A major development that is about to happen in a few months that very few people seem to know, or at least care about, is the impending Asean integration in 2015.  Yes, we are following the European model, which gave birth to the European Union and we’re supposed to begin the integration in a few months.  I know what you are thinking:  Why haven’t we heard a squeak from our leaders about it? While the integration is not expected to immediately make major direct impact on our lives, the implications of eventually being part of one economic, security, and social community are quite staggering.  Obviously, the ten countries that comprise the Asean (Brunei, Cambodia, Indonesia, Laos, Malaysia, Myanmar, Philippines, Singapore, Thailand, and Vietnam) are not on equal footing on various indices.  Given the fact that some of our neighbors are already galloping way ahead of us on various measures of competitiveness, how do we ensure that the Asean integr…

Tacloban dancers' message of hope and thanks

This is my column today, March 4, 2014. It’s always great to hear bits and pieces of good news emanating from my hometown, Tacloban City, after hearing nothing but heartbreaking news for months since the supertyphoon struck last November. We all knew in our hearts that Tacloban would rise again, and not just because Taclobanons are resilient people, but because there are many people all over the world who are reaching out and doing all they can to help.  I know this has been said many times and in various ways, but I will say it again:  Thank you, thank you to everyone all over the world who joined the massive outpouring of help for Yolanda victims. Tacloban City, and the other towns in Leyte and Samar, however, continue to need all the help they can get.  Although conditions are getting better every week, the painful process of rehabilitation and rebuilding continues. In a few weeks it will be graduation season and I can only imagine the pain that many will feel when they note the si…

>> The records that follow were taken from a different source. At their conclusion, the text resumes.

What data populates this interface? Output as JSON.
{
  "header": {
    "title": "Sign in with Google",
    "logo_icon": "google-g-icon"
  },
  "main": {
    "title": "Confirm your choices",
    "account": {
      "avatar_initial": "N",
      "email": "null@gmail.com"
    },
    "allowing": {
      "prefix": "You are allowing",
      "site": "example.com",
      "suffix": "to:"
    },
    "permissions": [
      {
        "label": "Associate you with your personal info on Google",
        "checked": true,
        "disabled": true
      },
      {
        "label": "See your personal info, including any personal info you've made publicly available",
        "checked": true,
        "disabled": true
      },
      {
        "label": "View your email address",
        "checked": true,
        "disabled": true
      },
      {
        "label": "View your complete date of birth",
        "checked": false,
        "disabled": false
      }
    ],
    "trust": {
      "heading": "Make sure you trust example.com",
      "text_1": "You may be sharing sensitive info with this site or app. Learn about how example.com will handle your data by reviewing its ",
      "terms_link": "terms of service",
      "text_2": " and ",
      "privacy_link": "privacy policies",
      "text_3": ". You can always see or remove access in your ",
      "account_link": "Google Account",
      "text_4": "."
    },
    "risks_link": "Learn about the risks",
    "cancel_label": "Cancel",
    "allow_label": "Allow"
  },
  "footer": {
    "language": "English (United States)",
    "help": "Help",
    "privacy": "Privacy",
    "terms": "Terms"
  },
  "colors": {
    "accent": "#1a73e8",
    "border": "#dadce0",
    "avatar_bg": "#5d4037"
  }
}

Peddling a hoax

This is my column today, March 2, 2014. The first thing that hit me while watching the February 24 ABS-CBN late-night news report on the supposed “mysterious disease” caused by a “flesh-eating” bacteria that was allegedly spreading like an epidemic in Pangasinan was that the whole reportage was too dramatic to be taken seriously. Yes, truth is stranger than fiction, but truth seldom comes packaged in modern-day theatrical ways. Most often than not, truth comes in stark simplicity. The ABS-CBN report was too scripted for comfort and seemed more like a documentary feature than a news report. The reporter Jasmin Romero was wearing a surgical gown and a mask although she still didn’t look like she was in danger of contracting something as common as, well, the common colds. The interviews and the shots of the patients and their families showed tell-tale signs of directing—the technical crew obviously had lots of time to block, rewrite, and reshoot. The background information provided on th…